With the exception of decreased serum levels of complement factor C3, none of the traditional risk factors, such as total cholesterol, HDL- and LDL-cholesterol levels, diabetes, smoking history, systolic blood pressure, current medications, and serum concentration measurements, influenced CVD risk in this study cohort.

A total of 36 patients had plaque at baseline. Total plaque area greater than 16 mm2 (P =.028), 3 or more arterial bifurcations containing plaque (P =.009), and disease duration longer than 14 years (P =.043) were positively associated with CVD risk.

Limitations of the study included the small sample size, failure to collect body mass index (BMI) and cumulative corticosteroid dose at baseline, and lack of generalizability to other patient populations.

The researchers suggested that existing preventive measures to lower blood pressure and cholesterol levels may effectively reduce occurrence of future cardiovascular events in high-risk patients with SLE.

They also stated, “The very strong predictive value of [total plaque area] and number of bifurcations with plaque…leads us to suggest that vascular ultrasound scanning may have a place in assessing CVD risk in patients with SLE.”

Disclosure: One study author declared affiliations with biotech, pharmaceutical, and/or device companies. Please see the original reference for a full list of disclosures.

Reference

Bakshi J, Croca SC, Griffin M, et al. Extent of vascular plaque predicts future cardiovascular events in patients with systemic lupus erythematosus.

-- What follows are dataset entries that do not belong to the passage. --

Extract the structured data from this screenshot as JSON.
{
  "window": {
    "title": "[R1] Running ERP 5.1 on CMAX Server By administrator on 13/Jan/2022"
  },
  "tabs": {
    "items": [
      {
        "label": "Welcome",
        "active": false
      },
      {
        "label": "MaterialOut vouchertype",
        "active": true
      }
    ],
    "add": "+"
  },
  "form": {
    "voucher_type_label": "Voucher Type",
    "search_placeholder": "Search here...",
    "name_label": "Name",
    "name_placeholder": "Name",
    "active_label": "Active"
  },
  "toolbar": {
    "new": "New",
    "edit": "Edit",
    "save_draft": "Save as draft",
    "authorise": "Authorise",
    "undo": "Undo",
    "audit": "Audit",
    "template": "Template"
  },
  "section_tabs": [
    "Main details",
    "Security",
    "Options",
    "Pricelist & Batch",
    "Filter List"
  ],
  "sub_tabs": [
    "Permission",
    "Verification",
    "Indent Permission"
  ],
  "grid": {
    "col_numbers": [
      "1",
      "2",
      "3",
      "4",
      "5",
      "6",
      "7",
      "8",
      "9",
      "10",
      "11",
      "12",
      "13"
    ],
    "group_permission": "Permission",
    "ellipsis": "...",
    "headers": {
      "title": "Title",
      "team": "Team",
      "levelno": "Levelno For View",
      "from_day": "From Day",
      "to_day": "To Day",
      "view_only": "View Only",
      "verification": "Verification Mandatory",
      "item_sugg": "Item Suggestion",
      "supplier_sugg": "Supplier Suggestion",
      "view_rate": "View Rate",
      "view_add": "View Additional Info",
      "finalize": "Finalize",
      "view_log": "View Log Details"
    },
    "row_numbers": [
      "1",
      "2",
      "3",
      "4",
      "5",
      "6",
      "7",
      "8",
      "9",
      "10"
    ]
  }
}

Rheumatology (Oxford). Published online April 28, 2022. doi:10.1093/rheumatology/keac259